Website and app data records:

::::::::::

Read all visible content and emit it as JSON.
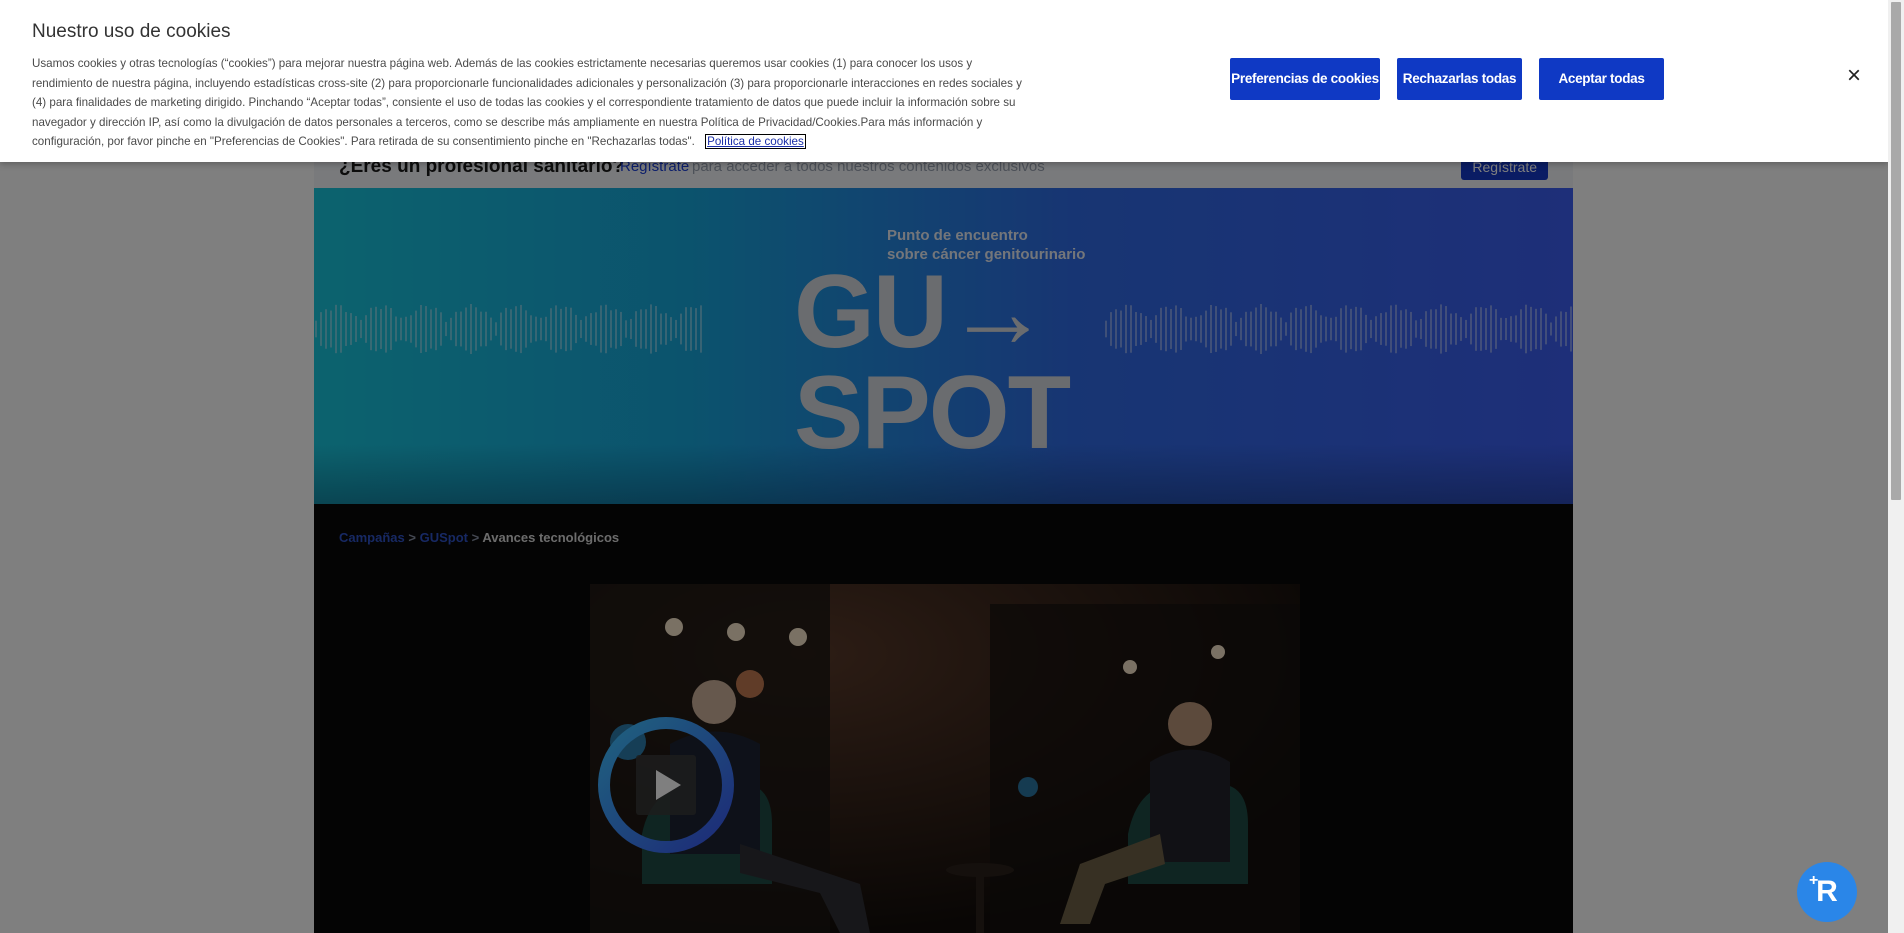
{
  "cookie_banner": {
    "title": "Nuestro uso de cookies",
    "body": "Usamos cookies y otras tecnologías (“cookies”) para mejorar nuestra página web. Además de las cookies estrictamente necesarias queremos usar cookies (1) para conocer los usos y rendimiento de nuestra página, incluyendo estadísticas cross-site (2) para proporcionarle funcionalidades adicionales y personalización (3) para proporcionarle interacciones en redes sociales y (4) para finalidades de marketing dirigido. Pinchando “Aceptar todas”, consiente el uso de todas las cookies y el correspondiente tratamiento de datos que puede incluir la información sobre su navegador y dirección IP, así como la divulgación de datos personales a terceros, como se describe más ampliamente en nuestra Política de Privacidad/Cookies.Para más información y configuración, por favor pinche en \"Preferencias de Cookies\". Para retirada de su consentimiento pinche en \"Rechazarlas todas\".",
    "policy_link": "Política de cookies",
    "buttons": {
      "preferences": "Preferencias de cookies",
      "reject_all": "Rechazarlas todas",
      "accept_all": "Aceptar todas"
    },
    "close_icon": "×"
  },
  "hcp_bar": {
    "title": "¿Eres un profesional sanitario?",
    "link": "Regístrate",
    "rest": "para acceder a todos nuestros contenidos exclusivos",
    "button": "Regístrate"
  },
  "banner": {
    "subtitle_line1": "Punto de encuentro",
    "subtitle_line2": "sobre cáncer genitourinario",
    "logo_line1": "GU→",
    "logo_line2": "SPOT"
  },
  "breadcrumb": {
    "items": [
      "Campañas",
      "GUSpot",
      "Avances tecnológicos"
    ],
    "separator": ">"
  },
  "colors": {
    "primary_button": "#0f39c4",
    "overlay": "rgba(0,0,0,0.5)",
    "fab": "#2a86e8"
  },
  "icons": {
    "close": "close-icon",
    "play": "play-icon",
    "fab": "assistant-icon"
  }
}
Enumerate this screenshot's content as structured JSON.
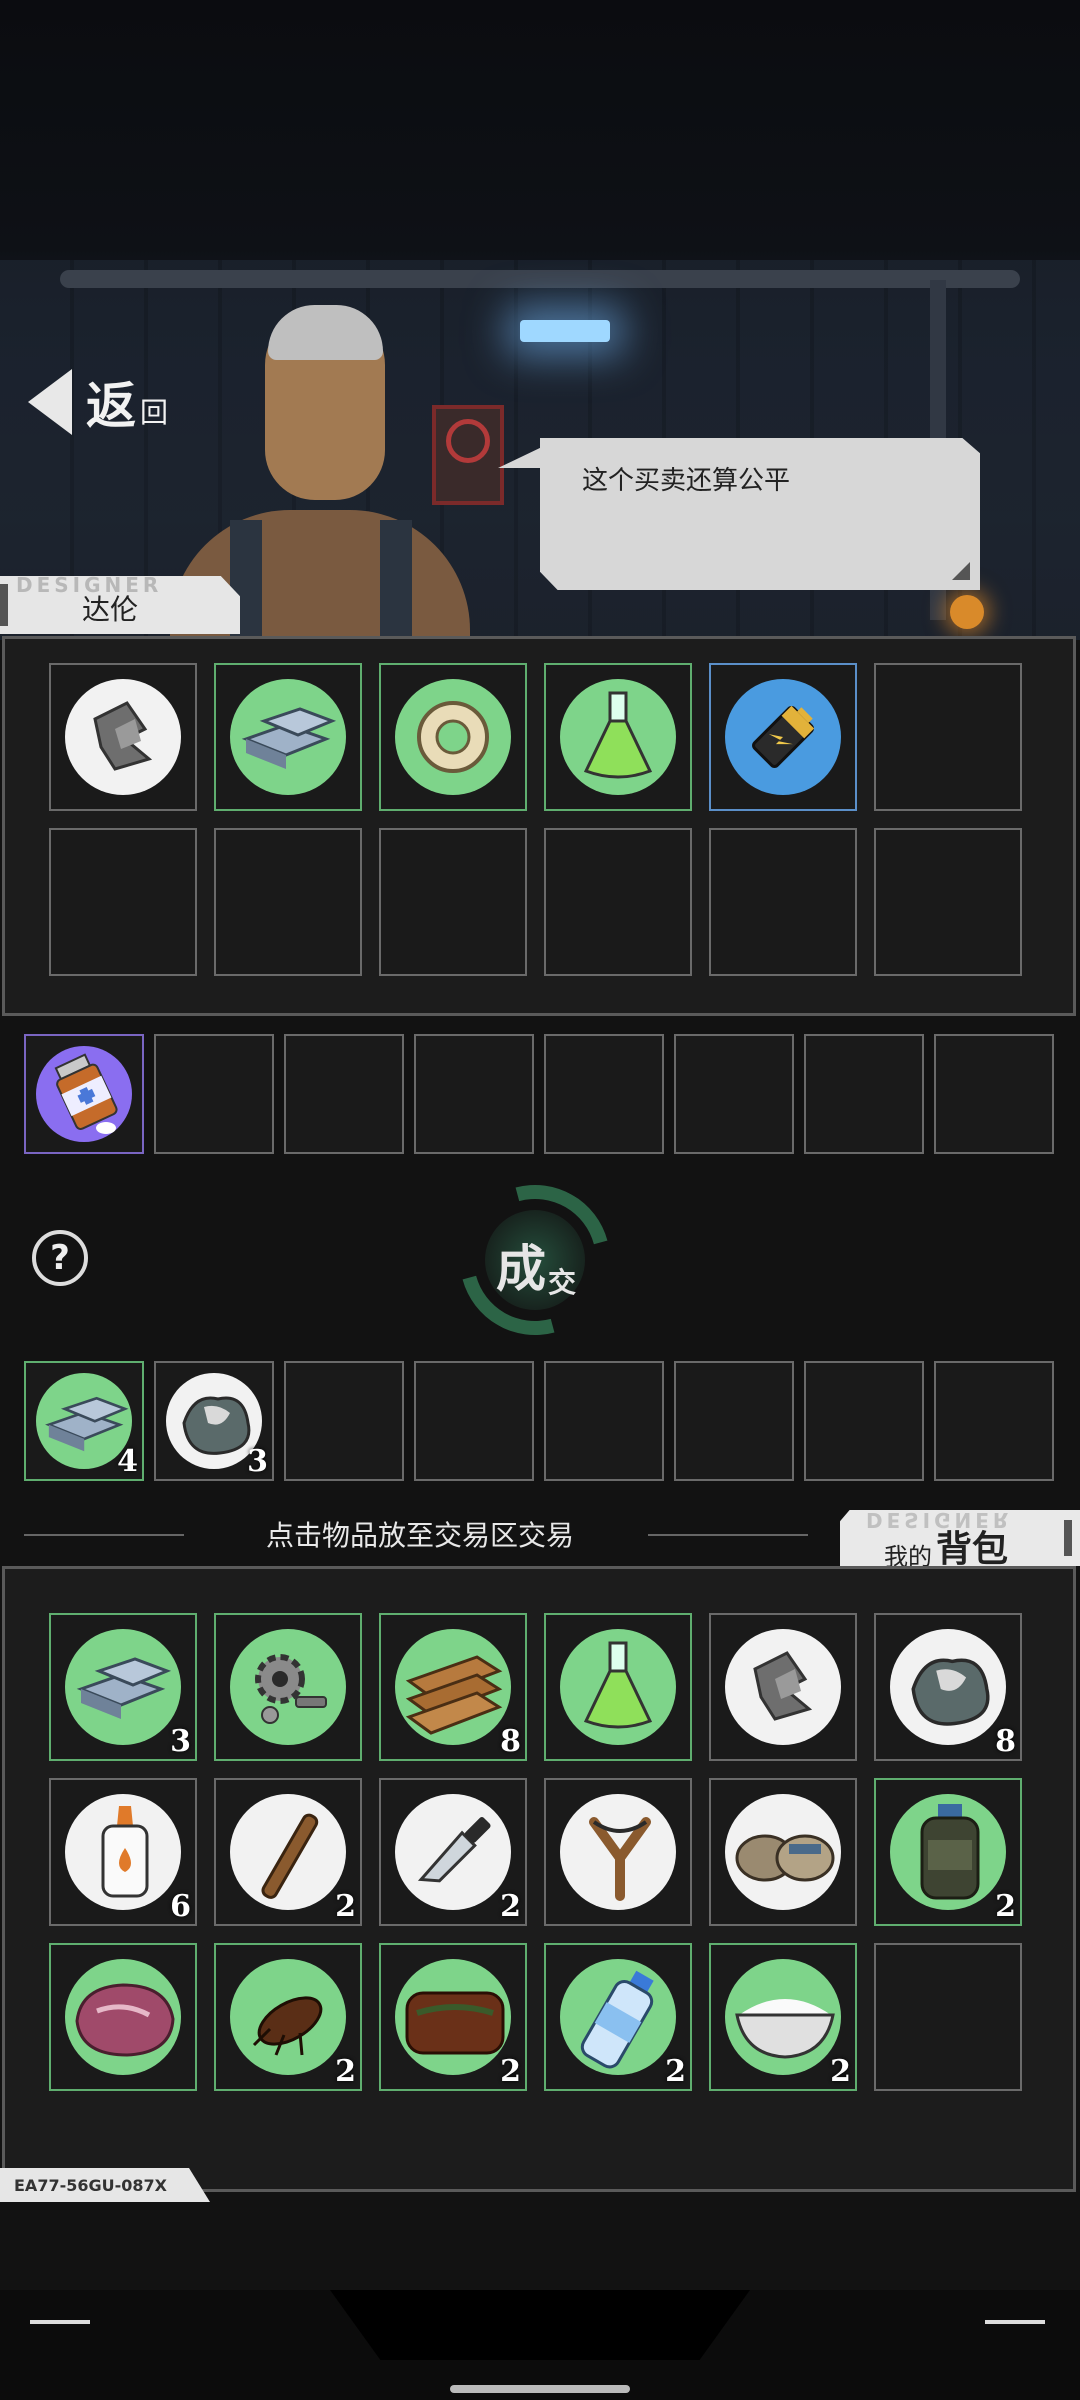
{
  "header": {
    "back_big": "返",
    "back_small": "回"
  },
  "npc": {
    "name": "达伦",
    "name_tag_deco": "DESIGNER",
    "dialogue": "这个买卖还算公平"
  },
  "trade": {
    "deal_big": "成",
    "deal_small": "交",
    "help_glyph": "?",
    "my_offer_counts": [
      "4",
      "3"
    ]
  },
  "bag": {
    "hint": "点击物品放至交易区交易",
    "tab_small": "我的",
    "tab_big": "背包",
    "tab_deco": "DESIGNER",
    "counts": [
      "3",
      "",
      "8",
      "",
      "",
      "8",
      "6",
      "2",
      "2",
      "",
      "",
      "2",
      "",
      "2",
      "2",
      "2",
      "2",
      ""
    ]
  },
  "footer": {
    "serial": "EA77-56GU-087X"
  },
  "colors": {
    "slot_green": "#5fae6f",
    "slot_blue": "#5b8fc9",
    "slot_purple": "#7a65c2",
    "deal_ring": "#2f6d4c"
  }
}
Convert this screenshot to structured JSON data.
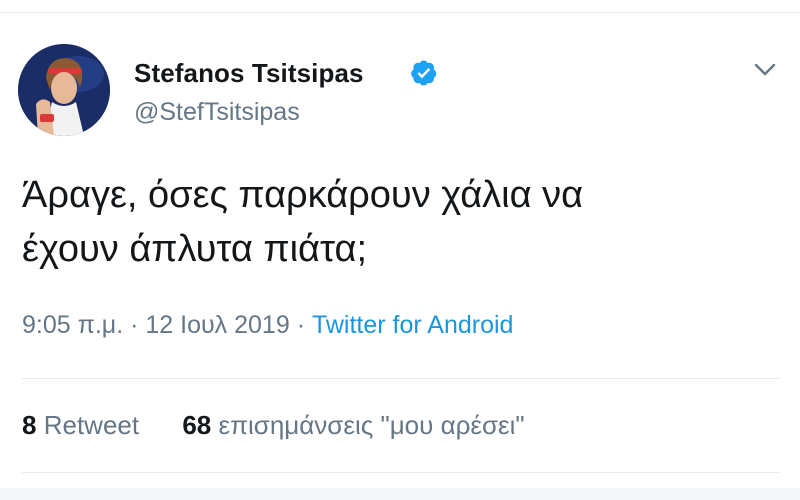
{
  "tweet": {
    "author": {
      "name": "Stefanos Tsitsipas",
      "handle": "@StefTsitsipas",
      "verified": true
    },
    "text_lines": [
      "Άραγε, όσες παρκάρουν χάλια να",
      "έχουν άπλυτα πιάτα;"
    ],
    "meta": {
      "time": "9:05 π.μ.",
      "separator": "·",
      "date": "12 Ιουλ 2019",
      "source": "Twitter for Android"
    },
    "stats": {
      "retweets_count": "8",
      "retweets_label": "Retweet",
      "likes_count": "68",
      "likes_label": "επισημάνσεις \"μου αρέσει\""
    }
  },
  "icons": {
    "verified": "verified-badge-icon",
    "menu": "chevron-down-icon"
  },
  "colors": {
    "text": "#14171a",
    "secondary": "#657786",
    "link": "#1b95e0",
    "verified": "#1da1f2",
    "divider": "#e6ecf0"
  }
}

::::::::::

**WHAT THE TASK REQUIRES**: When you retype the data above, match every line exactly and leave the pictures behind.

**SOLVED EXERCISE**:
Read all visible content and emit it as JSON.
{
  "cookie_banner": {
    "title": "Nuestro uso de cookies",
    "body": "Usamos cookies y otras tecnologías (“cookies”) para mejorar nuestra página web. Además de las cookies estrictamente necesarias queremos usar cookies (1) para conocer los usos y rendimiento de nuestra página, incluyendo estadísticas cross-site (2) para proporcionarle funcionalidades adicionales y personalización (3) para proporcionarle interacciones en redes sociales y (4) para finalidades de marketing dirigido. Pinchando “Aceptar todas”, consiente el uso de todas las cookies y el correspondiente tratamiento de datos que puede incluir la información sobre su navegador y dirección IP, así como la divulgación de datos personales a terceros, como se describe más ampliamente en nuestra Política de Privacidad/Cookies.Para más información y configuración, por favor pinche en \"Preferencias de Cookies\". Para retirada de su consentimiento pinche en \"Rechazarlas todas\".",
    "policy_link": "Política de cookies",
    "buttons": {
      "preferences": "Preferencias de cookies",
      "reject_all": "Rechazarlas todas",
      "accept_all": "Aceptar todas"
    },
    "close_icon": "×"
  },
  "hcp_bar": {
    "title": "¿Eres un profesional sanitario?",
    "link": "Regístrate",
    "rest": "para acceder a todos nuestros contenidos exclusivos",
    "button": "Regístrate"
  },
  "banner": {
    "subtitle_line1": "Punto de encuentro",
    "subtitle_line2": "sobre cáncer genitourinario",
    "logo_line1": "GU→",
    "logo_line2": "SPOT"
  },
  "breadcrumb": {
    "items": [
      "Campañas",
      "GUSpot",
      "Avances tecnológicos"
    ],
    "separator": ">"
  },
  "colors": {
    "primary_button": "#0f39c4",
    "overlay": "rgba(0,0,0,0.5)",
    "fab": "#2a86e8"
  },
  "icons": {
    "close": "close-icon",
    "play": "play-icon",
    "fab": "assistant-icon"
  }
}
Enumerate this screenshot's content as structured JSON.
{
  "header": {
    "back_big": "返",
    "back_small": "回"
  },
  "npc": {
    "name": "达伦",
    "name_tag_deco": "DESIGNER",
    "dialogue": "这个买卖还算公平"
  },
  "trade": {
    "deal_big": "成",
    "deal_small": "交",
    "help_glyph": "?",
    "my_offer_counts": [
      "4",
      "3"
    ]
  },
  "bag": {
    "hint": "点击物品放至交易区交易",
    "tab_small": "我的",
    "tab_big": "背包",
    "tab_deco": "DESIGNER",
    "counts": [
      "3",
      "",
      "8",
      "",
      "",
      "8",
      "6",
      "2",
      "2",
      "",
      "",
      "2",
      "",
      "2",
      "2",
      "2",
      "2",
      ""
    ]
  },
  "footer": {
    "serial": "EA77-56GU-087X"
  },
  "colors": {
    "slot_green": "#5fae6f",
    "slot_blue": "#5b8fc9",
    "slot_purple": "#7a65c2",
    "deal_ring": "#2f6d4c"
  }
}
Convert this screenshot to structured JSON data.
{
  "tweet": {
    "author": {
      "name": "Stefanos Tsitsipas",
      "handle": "@StefTsitsipas",
      "verified": true
    },
    "text_lines": [
      "Άραγε, όσες παρκάρουν χάλια να",
      "έχουν άπλυτα πιάτα;"
    ],
    "meta": {
      "time": "9:05 π.μ.",
      "separator": "·",
      "date": "12 Ιουλ 2019",
      "source": "Twitter for Android"
    },
    "stats": {
      "retweets_count": "8",
      "retweets_label": "Retweet",
      "likes_count": "68",
      "likes_label": "επισημάνσεις \"μου αρέσει\""
    }
  },
  "icons": {
    "verified": "verified-badge-icon",
    "menu": "chevron-down-icon"
  },
  "colors": {
    "text": "#14171a",
    "secondary": "#657786",
    "link": "#1b95e0",
    "verified": "#1da1f2",
    "divider": "#e6ecf0"
  }
}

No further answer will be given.